**Problem description**
Take each line of the data that contains the string "this" and copy it.
(Beginning of Data for the task)
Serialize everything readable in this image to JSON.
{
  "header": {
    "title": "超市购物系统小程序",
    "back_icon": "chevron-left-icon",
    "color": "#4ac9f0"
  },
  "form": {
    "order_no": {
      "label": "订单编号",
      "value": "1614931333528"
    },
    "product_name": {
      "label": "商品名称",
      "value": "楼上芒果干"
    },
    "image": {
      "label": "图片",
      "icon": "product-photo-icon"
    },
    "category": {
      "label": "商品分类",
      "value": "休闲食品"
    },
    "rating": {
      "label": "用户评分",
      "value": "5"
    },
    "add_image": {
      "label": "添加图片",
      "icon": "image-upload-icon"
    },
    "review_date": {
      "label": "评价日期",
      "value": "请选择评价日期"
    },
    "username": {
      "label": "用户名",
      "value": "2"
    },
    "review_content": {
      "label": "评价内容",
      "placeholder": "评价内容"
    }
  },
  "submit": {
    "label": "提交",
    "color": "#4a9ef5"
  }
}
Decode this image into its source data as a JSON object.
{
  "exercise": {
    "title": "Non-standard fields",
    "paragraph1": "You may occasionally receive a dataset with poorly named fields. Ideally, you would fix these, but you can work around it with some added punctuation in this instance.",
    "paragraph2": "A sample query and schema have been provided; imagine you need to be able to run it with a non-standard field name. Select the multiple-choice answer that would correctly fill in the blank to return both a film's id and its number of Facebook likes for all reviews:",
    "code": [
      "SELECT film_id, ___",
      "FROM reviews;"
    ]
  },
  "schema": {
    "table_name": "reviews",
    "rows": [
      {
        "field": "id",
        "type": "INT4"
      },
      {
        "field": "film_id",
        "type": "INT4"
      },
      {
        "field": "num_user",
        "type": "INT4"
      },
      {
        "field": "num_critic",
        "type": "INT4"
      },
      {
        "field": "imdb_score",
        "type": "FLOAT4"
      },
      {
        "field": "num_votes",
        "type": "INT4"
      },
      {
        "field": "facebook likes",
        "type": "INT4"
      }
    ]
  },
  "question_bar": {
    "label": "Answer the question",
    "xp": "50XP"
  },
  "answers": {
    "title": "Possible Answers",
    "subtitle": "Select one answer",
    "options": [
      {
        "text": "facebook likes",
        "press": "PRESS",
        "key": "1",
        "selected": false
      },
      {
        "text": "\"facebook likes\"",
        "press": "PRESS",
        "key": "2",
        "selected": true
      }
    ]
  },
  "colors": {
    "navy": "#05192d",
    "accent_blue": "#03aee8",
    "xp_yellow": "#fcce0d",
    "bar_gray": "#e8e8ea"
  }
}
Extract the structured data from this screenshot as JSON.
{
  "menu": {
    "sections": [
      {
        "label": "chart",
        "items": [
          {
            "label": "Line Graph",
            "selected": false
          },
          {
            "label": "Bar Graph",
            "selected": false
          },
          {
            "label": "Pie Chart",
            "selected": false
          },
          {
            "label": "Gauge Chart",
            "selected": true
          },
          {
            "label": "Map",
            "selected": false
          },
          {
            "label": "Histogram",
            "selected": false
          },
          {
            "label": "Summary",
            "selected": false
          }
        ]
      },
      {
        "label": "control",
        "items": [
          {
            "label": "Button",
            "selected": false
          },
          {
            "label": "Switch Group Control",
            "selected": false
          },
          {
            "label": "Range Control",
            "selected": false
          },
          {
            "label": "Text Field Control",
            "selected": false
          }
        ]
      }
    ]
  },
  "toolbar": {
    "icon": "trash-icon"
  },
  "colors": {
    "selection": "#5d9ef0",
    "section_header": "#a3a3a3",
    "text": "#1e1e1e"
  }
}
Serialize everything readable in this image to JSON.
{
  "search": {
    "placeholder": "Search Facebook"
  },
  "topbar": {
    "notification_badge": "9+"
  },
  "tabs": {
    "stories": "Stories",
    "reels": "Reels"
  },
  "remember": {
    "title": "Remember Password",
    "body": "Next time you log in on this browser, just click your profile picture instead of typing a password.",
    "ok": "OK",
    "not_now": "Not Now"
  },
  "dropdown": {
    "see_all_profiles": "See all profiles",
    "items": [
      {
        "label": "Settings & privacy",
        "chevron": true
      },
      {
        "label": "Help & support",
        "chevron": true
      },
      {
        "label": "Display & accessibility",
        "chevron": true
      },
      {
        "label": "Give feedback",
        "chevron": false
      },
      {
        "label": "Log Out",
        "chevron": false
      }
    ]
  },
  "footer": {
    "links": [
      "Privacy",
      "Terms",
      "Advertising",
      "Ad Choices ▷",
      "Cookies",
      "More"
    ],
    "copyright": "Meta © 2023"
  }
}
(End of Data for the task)
**Output of the exercise**
Serialize everything readable in this image to JSON.
Decode this image into its source data as a JSON object.
    "paragraph1": "You may occasionally receive a dataset with poorly named fields. Ideally, you would fix these, but you can work around it with some added punctuation in this instance.",
Extract the structured data from this screenshot as JSON.
Serialize everything readable in this image to JSON.
    "body": "Next time you log in on this browser, just click your profile picture instead of typing a password.",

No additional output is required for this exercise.